**Task to carry out**
Here is a set of records. Copy them all exactly.
-- Records for this task follows --
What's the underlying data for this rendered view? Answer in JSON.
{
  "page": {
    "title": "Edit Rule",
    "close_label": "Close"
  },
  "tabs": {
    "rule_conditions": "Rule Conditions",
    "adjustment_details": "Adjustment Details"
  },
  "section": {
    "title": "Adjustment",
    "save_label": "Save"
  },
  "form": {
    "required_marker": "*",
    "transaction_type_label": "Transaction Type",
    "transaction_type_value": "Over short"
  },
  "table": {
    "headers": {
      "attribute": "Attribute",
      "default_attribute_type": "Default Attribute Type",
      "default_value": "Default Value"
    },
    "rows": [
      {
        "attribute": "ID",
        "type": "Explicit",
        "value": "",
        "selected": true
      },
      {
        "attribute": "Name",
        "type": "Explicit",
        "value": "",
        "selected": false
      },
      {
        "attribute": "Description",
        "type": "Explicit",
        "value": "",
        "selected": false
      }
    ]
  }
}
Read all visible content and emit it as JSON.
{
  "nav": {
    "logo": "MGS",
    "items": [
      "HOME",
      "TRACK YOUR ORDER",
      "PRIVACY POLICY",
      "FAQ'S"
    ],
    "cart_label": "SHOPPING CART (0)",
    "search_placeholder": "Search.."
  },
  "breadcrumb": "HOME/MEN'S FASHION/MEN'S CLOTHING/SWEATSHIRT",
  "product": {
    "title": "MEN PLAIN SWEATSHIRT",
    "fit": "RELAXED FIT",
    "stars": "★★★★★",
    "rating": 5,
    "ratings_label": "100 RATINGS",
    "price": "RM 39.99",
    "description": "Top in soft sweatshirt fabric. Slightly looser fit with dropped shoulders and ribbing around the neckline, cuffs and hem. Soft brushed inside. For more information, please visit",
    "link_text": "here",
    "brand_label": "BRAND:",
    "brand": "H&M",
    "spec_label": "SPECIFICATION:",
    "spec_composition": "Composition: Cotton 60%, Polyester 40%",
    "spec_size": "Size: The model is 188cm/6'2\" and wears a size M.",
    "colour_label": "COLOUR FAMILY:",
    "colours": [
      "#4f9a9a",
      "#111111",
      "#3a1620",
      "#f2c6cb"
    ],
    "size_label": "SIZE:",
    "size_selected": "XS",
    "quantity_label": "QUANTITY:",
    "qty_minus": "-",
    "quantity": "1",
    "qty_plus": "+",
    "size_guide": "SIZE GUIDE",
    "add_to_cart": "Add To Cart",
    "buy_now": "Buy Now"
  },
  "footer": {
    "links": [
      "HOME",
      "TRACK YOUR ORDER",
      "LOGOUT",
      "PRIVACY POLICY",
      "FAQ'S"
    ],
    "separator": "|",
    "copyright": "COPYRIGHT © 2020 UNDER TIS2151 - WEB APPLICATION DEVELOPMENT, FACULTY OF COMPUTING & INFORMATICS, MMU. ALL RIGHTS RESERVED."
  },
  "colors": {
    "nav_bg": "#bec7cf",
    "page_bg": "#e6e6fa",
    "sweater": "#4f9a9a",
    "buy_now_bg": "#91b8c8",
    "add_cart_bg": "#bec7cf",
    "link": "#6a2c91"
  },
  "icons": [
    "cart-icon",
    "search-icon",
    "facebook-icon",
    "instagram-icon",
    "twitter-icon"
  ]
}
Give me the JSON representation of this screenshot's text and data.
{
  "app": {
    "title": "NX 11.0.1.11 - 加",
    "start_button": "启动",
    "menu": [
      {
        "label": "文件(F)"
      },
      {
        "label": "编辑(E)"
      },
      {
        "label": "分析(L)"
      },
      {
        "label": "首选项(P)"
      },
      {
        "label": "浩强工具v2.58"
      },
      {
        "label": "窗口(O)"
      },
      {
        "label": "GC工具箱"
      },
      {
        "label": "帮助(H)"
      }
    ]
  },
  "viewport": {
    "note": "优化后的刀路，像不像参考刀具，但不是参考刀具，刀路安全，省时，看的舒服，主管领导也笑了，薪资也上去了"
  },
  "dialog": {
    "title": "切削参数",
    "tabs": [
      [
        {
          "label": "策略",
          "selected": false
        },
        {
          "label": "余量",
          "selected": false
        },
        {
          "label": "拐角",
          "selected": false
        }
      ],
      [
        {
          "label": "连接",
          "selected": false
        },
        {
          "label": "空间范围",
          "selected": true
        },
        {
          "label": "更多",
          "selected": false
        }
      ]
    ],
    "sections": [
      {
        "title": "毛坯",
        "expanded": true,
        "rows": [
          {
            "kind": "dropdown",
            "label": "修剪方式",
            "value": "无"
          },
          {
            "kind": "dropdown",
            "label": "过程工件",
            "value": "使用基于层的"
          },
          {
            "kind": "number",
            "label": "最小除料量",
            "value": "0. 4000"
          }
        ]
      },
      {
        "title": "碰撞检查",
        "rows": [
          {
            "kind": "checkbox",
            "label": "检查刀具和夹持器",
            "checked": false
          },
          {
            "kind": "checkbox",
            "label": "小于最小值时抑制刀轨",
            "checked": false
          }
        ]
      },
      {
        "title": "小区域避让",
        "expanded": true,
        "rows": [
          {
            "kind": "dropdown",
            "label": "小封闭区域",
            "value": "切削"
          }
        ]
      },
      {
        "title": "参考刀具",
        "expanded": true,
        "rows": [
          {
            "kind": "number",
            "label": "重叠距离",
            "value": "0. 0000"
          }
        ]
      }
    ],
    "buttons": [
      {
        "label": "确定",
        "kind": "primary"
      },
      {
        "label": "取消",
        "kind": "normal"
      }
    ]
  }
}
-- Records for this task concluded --
**Task output**
What's the underlying data for this rendered view? Answer in JSON.
{
  "page": {
    "title": "Edit Rule",
    "close_label": "Close"
  },
  "tabs": {
    "rule_conditions": "Rule Conditions",
    "adjustment_details": "Adjustment Details"
  },
  "section": {
    "title": "Adjustment",
    "save_label": "Save"
  },
  "form": {
    "required_marker": "*",
    "transaction_type_label": "Transaction Type",
    "transaction_type_value": "Over short"
  },
  "table": {
    "headers": {
      "attribute": "Attribute",
      "default_attribute_type": "Default Attribute Type",
      "default_value": "Default Value"
    },
    "rows": [
      {
        "attribute": "ID",
        "type": "Explicit",
        "value": "",
        "selected": true
      },
      {
        "attribute": "Name",
        "type": "Explicit",
        "value": "",
        "selected": false
      },
      {
        "attribute": "Description",
        "type": "Explicit",
        "value": "",
        "selected": false
      }
    ]
  }
}
Read all visible content and emit it as JSON.
{
  "nav": {
    "logo": "MGS",
    "items": [
      "HOME",
      "TRACK YOUR ORDER",
      "PRIVACY POLICY",
      "FAQ'S"
    ],
    "cart_label": "SHOPPING CART (0)",
    "search_placeholder": "Search.."
  },
  "breadcrumb": "HOME/MEN'S FASHION/MEN'S CLOTHING/SWEATSHIRT",
  "product": {
    "title": "MEN PLAIN SWEATSHIRT",
    "fit": "RELAXED FIT",
    "stars": "★★★★★",
    "rating": 5,
    "ratings_label": "100 RATINGS",
    "price": "RM 39.99",
    "description": "Top in soft sweatshirt fabric. Slightly looser fit with dropped shoulders and ribbing around the neckline, cuffs and hem. Soft brushed inside. For more information, please visit",
    "link_text": "here",
    "brand_label": "BRAND:",
    "brand": "H&M",
    "spec_label": "SPECIFICATION:",
    "spec_composition": "Composition: Cotton 60%, Polyester 40%",
    "spec_size": "Size: The model is 188cm/6'2\" and wears a size M.",
    "colour_label": "COLOUR FAMILY:",
    "colours": [
      "#4f9a9a",
      "#111111",
      "#3a1620",
      "#f2c6cb"
    ],
    "size_label": "SIZE:",
    "size_selected": "XS",
    "quantity_label": "QUANTITY:",
    "qty_minus": "-",
    "quantity": "1",
    "qty_plus": "+",
    "size_guide": "SIZE GUIDE",
    "add_to_cart": "Add To Cart",
    "buy_now": "Buy Now"
  },
  "footer": {
    "links": [
      "HOME",
      "TRACK YOUR ORDER",
      "LOGOUT",
      "PRIVACY POLICY",
      "FAQ'S"
    ],
    "separator": "|",
    "copyright": "COPYRIGHT © 2020 UNDER TIS2151 - WEB APPLICATION DEVELOPMENT, FACULTY OF COMPUTING & INFORMATICS, MMU. ALL RIGHTS RESERVED."
  },
  "colors": {
    "nav_bg": "#bec7cf",
    "page_bg": "#e6e6fa",
    "sweater": "#4f9a9a",
    "buy_now_bg": "#91b8c8",
    "add_cart_bg": "#bec7cf",
    "link": "#6a2c91"
  },
  "icons": [
    "cart-icon",
    "search-icon",
    "facebook-icon",
    "instagram-icon",
    "twitter-icon"
  ]
}
Give me the JSON representation of this screenshot's text and data.
{
  "app": {
    "title": "NX 11.0.1.11 - 加",
    "start_button": "启动",
    "menu": [
      {
        "label": "文件(F)"
      },
      {
        "label": "编辑(E)"
      },
      {
        "label": "分析(L)"
      },
      {
        "label": "首选项(P)"
      },
      {
        "label": "浩强工具v2.58"
      },
      {
        "label": "窗口(O)"
      },
      {
        "label": "GC工具箱"
      },
      {
        "label": "帮助(H)"
      }
    ]
  },
  "viewport": {
    "note": "优化后的刀路，像不像参考刀具，但不是参考刀具，刀路安全，省时，看的舒服，主管领导也笑了，薪资也上去了"
  },
  "dialog": {
    "title": "切削参数",
    "tabs": [
      [
        {
          "label": "策略",
          "selected": false
        },
        {
          "label": "余量",
          "selected": false
        },
        {
          "label": "拐角",
          "selected": false
        }
      ],
      [
        {
          "label": "连接",
          "selected": false
        },
        {
          "label": "空间范围",
          "selected": true
        },
        {
          "label": "更多",
          "selected": false
        }
      ]
    ],
    "sections": [
      {
        "title": "毛坯",
        "expanded": true,
        "rows": [
          {
            "kind": "dropdown",
            "label": "修剪方式",
            "value": "无"
          },
          {
            "kind": "dropdown",
            "label": "过程工件",
            "value": "使用基于层的"
          },
          {
            "kind": "number",
            "label": "最小除料量",
            "value": "0. 4000"
          }
        ]
      },
      {
        "title": "碰撞检查",
        "rows": [
          {
            "kind": "checkbox",
            "label": "检查刀具和夹持器",
            "checked": false
          },
          {
            "kind": "checkbox",
            "label": "小于最小值时抑制刀轨",
            "checked": false
          }
        ]
      },
      {
        "title": "小区域避让",
        "expanded": true,
        "rows": [
          {
            "kind": "dropdown",
            "label": "小封闭区域",
            "value": "切削"
          }
        ]
      },
      {
        "title": "参考刀具",
        "expanded": true,
        "rows": [
          {
            "kind": "number",
            "label": "重叠距离",
            "value": "0. 0000"
          }
        ]
      }
    ],
    "buttons": [
      {
        "label": "确定",
        "kind": "primary"
      },
      {
        "label": "取消",
        "kind": "normal"
      }
    ]
  }
}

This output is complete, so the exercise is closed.